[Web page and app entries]
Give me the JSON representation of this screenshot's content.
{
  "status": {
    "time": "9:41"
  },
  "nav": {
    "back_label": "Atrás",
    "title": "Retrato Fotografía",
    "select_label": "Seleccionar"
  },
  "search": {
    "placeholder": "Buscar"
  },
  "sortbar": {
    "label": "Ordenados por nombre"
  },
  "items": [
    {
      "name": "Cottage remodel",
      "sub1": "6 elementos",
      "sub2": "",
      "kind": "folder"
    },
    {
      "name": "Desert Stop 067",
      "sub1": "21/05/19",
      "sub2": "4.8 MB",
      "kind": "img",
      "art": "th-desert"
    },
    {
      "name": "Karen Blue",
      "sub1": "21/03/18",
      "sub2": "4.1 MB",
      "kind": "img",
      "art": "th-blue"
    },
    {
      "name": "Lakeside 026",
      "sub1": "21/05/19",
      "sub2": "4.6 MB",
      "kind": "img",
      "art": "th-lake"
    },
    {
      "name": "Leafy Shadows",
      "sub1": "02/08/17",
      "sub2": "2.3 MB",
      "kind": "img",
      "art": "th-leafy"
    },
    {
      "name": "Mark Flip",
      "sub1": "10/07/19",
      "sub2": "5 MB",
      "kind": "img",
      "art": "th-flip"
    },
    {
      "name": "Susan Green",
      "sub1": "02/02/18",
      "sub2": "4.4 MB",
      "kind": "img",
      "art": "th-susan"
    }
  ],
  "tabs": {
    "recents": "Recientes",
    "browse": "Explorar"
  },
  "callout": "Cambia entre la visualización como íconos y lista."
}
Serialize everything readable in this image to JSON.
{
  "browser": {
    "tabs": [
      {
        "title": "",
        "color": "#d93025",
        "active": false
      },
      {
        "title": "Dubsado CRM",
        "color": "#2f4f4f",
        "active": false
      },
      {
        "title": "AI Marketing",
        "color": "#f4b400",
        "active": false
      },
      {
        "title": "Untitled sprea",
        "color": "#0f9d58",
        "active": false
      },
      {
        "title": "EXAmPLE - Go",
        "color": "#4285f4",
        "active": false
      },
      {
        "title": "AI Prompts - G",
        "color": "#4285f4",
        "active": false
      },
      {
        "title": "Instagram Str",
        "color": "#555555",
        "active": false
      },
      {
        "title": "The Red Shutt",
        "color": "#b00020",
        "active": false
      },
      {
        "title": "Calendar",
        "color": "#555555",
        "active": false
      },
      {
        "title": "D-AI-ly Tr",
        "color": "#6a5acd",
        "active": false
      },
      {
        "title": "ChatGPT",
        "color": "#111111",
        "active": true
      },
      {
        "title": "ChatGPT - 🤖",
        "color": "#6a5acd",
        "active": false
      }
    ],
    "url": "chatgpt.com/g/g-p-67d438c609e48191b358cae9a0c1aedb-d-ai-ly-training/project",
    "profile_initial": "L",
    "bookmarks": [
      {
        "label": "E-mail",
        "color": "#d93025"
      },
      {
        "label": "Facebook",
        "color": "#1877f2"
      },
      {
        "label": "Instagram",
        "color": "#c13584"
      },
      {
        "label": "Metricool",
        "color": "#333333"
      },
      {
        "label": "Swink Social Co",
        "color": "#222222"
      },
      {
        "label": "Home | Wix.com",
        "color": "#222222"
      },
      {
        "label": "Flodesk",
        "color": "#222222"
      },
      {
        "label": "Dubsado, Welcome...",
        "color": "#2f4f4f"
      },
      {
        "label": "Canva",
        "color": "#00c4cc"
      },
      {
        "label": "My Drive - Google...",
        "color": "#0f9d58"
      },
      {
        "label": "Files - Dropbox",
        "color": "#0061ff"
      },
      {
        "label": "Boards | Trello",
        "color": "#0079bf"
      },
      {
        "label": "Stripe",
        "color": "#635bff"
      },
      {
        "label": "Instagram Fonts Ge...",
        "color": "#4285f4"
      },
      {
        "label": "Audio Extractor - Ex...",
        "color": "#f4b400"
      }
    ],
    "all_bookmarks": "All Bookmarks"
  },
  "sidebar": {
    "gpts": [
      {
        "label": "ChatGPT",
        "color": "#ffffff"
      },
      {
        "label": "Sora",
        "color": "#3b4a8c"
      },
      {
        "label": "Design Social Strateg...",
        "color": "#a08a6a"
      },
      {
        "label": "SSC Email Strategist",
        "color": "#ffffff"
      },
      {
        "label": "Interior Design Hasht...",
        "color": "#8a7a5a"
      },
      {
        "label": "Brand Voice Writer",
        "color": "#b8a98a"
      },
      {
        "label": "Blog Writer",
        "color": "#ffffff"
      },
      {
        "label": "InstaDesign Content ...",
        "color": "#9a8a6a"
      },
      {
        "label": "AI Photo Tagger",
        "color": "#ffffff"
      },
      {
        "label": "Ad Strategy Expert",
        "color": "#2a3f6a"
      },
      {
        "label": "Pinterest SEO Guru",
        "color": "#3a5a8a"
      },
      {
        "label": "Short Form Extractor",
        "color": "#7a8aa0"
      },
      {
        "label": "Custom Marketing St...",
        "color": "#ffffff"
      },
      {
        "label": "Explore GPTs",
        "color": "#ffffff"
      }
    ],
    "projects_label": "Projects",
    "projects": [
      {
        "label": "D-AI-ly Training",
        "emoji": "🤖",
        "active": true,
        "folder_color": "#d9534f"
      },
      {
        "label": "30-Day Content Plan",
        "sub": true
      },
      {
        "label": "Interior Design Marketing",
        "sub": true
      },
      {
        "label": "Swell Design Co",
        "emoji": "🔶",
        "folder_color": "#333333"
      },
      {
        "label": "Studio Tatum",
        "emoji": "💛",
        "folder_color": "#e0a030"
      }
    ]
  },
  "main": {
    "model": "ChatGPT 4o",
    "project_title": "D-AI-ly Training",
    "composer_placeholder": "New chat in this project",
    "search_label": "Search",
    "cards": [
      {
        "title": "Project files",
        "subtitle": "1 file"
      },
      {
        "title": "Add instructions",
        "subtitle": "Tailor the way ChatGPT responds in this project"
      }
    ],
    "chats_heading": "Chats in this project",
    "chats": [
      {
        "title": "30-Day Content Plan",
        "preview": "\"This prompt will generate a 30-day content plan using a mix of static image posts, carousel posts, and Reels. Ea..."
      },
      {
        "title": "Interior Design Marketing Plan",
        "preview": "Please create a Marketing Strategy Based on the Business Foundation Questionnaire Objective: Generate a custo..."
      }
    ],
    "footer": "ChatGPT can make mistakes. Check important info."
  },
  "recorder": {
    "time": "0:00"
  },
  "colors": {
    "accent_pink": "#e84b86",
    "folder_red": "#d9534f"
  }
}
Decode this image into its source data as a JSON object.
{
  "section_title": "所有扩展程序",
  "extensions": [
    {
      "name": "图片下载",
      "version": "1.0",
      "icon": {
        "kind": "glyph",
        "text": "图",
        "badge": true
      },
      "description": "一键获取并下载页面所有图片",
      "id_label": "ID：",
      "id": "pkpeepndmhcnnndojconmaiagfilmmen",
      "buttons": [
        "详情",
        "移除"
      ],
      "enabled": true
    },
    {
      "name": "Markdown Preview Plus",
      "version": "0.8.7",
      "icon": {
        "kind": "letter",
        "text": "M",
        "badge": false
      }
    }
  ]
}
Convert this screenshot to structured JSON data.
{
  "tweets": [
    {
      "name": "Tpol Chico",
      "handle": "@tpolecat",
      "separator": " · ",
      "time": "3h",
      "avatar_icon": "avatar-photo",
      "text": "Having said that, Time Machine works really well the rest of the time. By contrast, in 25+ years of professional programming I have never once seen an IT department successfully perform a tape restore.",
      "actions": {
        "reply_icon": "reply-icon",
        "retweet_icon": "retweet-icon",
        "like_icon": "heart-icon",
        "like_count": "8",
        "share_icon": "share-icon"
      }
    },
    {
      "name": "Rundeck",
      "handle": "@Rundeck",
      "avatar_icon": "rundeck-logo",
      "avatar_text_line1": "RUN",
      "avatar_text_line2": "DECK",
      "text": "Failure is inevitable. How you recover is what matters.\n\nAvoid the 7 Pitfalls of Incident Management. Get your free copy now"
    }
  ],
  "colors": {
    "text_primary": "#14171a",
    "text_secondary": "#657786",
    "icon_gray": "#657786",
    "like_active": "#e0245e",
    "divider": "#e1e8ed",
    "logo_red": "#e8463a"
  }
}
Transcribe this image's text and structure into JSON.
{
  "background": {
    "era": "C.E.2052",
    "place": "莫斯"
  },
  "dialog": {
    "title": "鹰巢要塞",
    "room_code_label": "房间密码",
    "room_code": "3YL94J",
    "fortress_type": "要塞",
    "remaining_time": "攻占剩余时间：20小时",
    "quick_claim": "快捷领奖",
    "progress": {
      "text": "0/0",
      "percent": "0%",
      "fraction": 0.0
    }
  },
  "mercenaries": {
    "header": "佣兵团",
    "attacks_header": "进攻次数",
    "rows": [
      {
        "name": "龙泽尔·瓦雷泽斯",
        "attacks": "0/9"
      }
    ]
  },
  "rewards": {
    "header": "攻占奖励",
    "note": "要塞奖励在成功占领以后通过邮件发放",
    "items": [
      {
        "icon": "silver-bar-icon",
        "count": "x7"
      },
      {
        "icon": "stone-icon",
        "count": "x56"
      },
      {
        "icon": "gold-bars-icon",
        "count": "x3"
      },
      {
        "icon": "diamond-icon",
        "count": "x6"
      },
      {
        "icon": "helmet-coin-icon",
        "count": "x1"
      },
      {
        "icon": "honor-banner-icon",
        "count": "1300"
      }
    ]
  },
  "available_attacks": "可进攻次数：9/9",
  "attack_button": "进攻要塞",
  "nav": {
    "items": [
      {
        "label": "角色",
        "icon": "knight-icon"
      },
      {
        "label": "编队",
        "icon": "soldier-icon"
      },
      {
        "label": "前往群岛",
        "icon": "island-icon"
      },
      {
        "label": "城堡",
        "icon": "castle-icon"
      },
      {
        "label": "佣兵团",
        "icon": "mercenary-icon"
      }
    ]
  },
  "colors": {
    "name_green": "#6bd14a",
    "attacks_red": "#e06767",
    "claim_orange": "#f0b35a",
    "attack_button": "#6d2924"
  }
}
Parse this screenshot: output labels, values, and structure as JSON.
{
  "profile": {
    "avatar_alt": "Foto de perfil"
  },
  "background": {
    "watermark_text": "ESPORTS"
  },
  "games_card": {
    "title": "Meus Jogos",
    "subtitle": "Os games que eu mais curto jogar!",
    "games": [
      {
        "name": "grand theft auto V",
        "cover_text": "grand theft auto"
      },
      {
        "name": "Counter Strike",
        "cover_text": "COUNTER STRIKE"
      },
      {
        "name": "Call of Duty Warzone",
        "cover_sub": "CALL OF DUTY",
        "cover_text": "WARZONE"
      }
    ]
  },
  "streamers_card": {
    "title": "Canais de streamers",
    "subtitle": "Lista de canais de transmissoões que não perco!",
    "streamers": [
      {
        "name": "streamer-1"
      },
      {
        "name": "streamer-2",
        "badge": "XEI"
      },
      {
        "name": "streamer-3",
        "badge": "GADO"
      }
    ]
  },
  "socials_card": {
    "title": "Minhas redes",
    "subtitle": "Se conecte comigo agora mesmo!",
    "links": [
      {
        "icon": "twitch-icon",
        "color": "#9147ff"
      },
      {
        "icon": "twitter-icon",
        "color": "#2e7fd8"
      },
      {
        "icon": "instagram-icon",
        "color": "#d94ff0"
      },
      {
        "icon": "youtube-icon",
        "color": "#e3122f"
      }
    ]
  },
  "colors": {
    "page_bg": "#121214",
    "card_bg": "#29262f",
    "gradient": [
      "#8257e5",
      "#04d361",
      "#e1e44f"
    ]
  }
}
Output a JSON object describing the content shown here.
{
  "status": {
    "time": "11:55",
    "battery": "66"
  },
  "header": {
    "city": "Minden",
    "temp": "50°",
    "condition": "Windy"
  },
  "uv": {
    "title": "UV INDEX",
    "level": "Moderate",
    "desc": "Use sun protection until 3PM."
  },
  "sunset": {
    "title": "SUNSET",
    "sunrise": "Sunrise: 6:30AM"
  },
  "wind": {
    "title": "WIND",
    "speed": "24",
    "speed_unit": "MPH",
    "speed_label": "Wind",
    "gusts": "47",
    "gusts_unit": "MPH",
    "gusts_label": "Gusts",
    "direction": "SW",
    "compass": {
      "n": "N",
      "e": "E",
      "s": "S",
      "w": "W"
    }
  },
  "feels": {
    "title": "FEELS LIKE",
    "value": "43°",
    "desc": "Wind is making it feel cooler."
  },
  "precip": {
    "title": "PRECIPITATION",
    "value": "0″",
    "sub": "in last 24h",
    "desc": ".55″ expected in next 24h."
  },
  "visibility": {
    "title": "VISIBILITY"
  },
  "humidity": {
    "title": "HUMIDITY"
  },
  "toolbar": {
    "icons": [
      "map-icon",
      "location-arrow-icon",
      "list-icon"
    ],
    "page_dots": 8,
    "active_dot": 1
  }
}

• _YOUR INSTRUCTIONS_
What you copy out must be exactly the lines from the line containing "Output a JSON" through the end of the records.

• _ANSWER BELOW_
Output a JSON object describing the content shown here.
{
  "status": {
    "time": "11:55",
    "battery": "66"
  },
  "header": {
    "city": "Minden",
    "temp": "50°",
    "condition": "Windy"
  },
  "uv": {
    "title": "UV INDEX",
    "level": "Moderate",
    "desc": "Use sun protection until 3PM."
  },
  "sunset": {
    "title": "SUNSET",
    "sunrise": "Sunrise: 6:30AM"
  },
  "wind": {
    "title": "WIND",
    "speed": "24",
    "speed_unit": "MPH",
    "speed_label": "Wind",
    "gusts": "47",
    "gusts_unit": "MPH",
    "gusts_label": "Gusts",
    "direction": "SW",
    "compass": {
      "n": "N",
      "e": "E",
      "s": "S",
      "w": "W"
    }
  },
  "feels": {
    "title": "FEELS LIKE",
    "value": "43°",
    "desc": "Wind is making it feel cooler."
  },
  "precip": {
    "title": "PRECIPITATION",
    "value": "0″",
    "sub": "in last 24h",
    "desc": ".55″ expected in next 24h."
  },
  "visibility": {
    "title": "VISIBILITY"
  },
  "humidity": {
    "title": "HUMIDITY"
  },
  "toolbar": {
    "icons": [
      "map-icon",
      "location-arrow-icon",
      "list-icon"
    ],
    "page_dots": 8,
    "active_dot": 1
  }
}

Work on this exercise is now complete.